4. That nagging feeling
Even if your agent’s referral delivers a thorough inspection, you may not be able to shake the feeling that they missed something. If a foundation issue crops up two years down the road, you may wonder if the problem was present at the time of inspection. Even if it wasn’t a factor, it’s likely you’ll never know for sure.
Whether you select a home inspector independently or choose to vet your agent’s recommendation, there are a few details to keep in mind while searching for the perfect professional to fit your needs. Ideally, your inspector will be associated with a professional organization such as the National Association of Home Inspectors or the American Society of Home Inspectors. These two organizations educate home inspectors and also require them to meet specific standards while adhering to a code of ethics — a win for everyone.
Once you have identified some viable choices, carefully look over their websites not only for their background and expertise, but for their references as well. It’s also useful to take note of the kind of homes they typically inspect. If your pending contract is for a fixer-upper Victorian with knob-and-tube wiring, it’s probably best to skip an inspector who specializes in new-construction condominiums.
There’s not much cost variance within the inspection marketplace — saving $75 on your home inspection probably isn’t worth sacrificing your peace of mind. Nor is it ideal to settle on a recommendation if you don’t feel comfortable doing so. When you’re purchasing something as expensive as a home, it’s best to make the extra effort and choose a home inspector who gives you confidence.

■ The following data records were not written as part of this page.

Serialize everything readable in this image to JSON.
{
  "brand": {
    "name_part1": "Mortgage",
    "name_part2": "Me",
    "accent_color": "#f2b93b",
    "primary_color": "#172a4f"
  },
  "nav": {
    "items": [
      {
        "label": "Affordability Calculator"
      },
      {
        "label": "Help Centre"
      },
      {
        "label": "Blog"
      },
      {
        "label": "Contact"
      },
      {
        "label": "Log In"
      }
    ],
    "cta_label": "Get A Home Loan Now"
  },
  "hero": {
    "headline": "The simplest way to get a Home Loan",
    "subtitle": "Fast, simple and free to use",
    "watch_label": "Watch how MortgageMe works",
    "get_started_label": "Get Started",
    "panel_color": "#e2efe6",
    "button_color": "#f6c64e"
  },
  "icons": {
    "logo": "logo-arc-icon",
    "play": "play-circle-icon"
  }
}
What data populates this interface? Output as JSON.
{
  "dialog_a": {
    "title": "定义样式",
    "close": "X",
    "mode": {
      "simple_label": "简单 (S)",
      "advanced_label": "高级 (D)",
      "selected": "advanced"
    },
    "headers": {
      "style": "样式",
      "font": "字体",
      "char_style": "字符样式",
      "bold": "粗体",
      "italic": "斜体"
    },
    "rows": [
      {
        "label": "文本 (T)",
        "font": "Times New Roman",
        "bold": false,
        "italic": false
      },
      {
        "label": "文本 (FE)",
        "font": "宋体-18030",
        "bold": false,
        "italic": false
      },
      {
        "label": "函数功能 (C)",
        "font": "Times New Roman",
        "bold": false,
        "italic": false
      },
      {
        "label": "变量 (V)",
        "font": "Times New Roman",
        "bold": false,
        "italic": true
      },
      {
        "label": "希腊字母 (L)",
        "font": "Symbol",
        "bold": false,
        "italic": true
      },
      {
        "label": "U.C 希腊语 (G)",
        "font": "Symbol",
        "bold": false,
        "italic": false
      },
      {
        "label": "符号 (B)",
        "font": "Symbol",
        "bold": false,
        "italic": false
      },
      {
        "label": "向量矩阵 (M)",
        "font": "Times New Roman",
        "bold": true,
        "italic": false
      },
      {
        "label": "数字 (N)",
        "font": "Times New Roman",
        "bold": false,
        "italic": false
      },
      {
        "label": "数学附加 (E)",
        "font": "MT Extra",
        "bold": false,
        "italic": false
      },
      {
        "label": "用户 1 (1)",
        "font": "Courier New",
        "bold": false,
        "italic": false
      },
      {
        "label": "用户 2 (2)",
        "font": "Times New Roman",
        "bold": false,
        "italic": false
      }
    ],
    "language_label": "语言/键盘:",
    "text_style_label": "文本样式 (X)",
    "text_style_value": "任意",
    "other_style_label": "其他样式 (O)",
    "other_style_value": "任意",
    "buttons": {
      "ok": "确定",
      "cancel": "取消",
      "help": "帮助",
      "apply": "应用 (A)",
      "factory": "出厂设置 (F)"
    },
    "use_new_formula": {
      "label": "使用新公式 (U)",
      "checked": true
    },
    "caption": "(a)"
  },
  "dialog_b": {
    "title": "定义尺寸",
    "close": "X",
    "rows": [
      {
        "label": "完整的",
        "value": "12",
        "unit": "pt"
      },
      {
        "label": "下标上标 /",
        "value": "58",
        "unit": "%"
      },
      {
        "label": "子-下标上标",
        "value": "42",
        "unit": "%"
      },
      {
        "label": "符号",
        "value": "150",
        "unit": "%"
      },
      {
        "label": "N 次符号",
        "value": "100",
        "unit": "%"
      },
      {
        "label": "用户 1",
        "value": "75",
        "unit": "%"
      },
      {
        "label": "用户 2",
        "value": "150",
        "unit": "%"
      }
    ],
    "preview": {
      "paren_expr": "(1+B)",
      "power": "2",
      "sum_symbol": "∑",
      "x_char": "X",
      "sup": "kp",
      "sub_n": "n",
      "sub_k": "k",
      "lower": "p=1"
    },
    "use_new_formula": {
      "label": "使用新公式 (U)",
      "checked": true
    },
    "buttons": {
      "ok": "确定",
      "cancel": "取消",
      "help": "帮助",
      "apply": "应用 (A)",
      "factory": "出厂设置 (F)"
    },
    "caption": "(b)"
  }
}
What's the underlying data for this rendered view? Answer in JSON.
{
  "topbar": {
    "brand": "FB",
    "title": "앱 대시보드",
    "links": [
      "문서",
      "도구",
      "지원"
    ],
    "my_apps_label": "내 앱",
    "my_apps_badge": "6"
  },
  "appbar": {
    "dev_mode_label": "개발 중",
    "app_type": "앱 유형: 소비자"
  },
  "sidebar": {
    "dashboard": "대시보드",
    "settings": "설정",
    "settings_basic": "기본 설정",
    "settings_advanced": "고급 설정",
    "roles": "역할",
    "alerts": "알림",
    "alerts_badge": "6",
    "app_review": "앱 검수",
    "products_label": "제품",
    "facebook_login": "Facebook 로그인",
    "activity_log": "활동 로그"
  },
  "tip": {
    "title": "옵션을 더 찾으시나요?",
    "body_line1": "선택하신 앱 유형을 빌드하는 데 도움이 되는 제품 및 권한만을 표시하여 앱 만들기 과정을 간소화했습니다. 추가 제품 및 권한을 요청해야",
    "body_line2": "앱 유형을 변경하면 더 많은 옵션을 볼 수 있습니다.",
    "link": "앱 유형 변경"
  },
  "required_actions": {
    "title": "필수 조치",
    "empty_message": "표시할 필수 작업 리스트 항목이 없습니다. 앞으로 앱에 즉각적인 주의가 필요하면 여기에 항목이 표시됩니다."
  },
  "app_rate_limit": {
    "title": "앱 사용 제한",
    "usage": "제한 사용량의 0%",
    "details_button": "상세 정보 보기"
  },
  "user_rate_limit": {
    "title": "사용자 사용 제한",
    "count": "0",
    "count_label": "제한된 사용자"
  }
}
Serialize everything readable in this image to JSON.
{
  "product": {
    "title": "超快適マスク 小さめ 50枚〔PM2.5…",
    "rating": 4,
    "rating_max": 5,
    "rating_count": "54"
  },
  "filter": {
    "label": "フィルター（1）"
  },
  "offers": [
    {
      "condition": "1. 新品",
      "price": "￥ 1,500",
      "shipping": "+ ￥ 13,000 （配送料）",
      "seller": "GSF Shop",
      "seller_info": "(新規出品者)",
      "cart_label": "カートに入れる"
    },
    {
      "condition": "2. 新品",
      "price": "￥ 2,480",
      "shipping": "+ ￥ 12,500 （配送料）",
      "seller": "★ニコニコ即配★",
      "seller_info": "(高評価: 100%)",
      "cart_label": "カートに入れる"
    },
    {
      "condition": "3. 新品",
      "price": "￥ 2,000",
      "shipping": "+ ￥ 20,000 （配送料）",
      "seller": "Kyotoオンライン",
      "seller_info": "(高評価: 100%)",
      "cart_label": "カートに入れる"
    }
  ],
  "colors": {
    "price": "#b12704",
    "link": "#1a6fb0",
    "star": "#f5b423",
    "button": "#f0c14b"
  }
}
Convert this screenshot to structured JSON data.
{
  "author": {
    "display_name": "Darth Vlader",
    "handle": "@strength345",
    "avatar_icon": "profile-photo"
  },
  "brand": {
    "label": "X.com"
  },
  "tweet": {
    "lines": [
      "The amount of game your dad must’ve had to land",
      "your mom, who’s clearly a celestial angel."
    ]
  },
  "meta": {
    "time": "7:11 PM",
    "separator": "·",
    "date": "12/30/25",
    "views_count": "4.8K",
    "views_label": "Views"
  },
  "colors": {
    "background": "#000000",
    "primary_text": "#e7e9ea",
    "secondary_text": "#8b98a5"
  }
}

How do you select a home inspector? Share your tips and experiences in the comments below!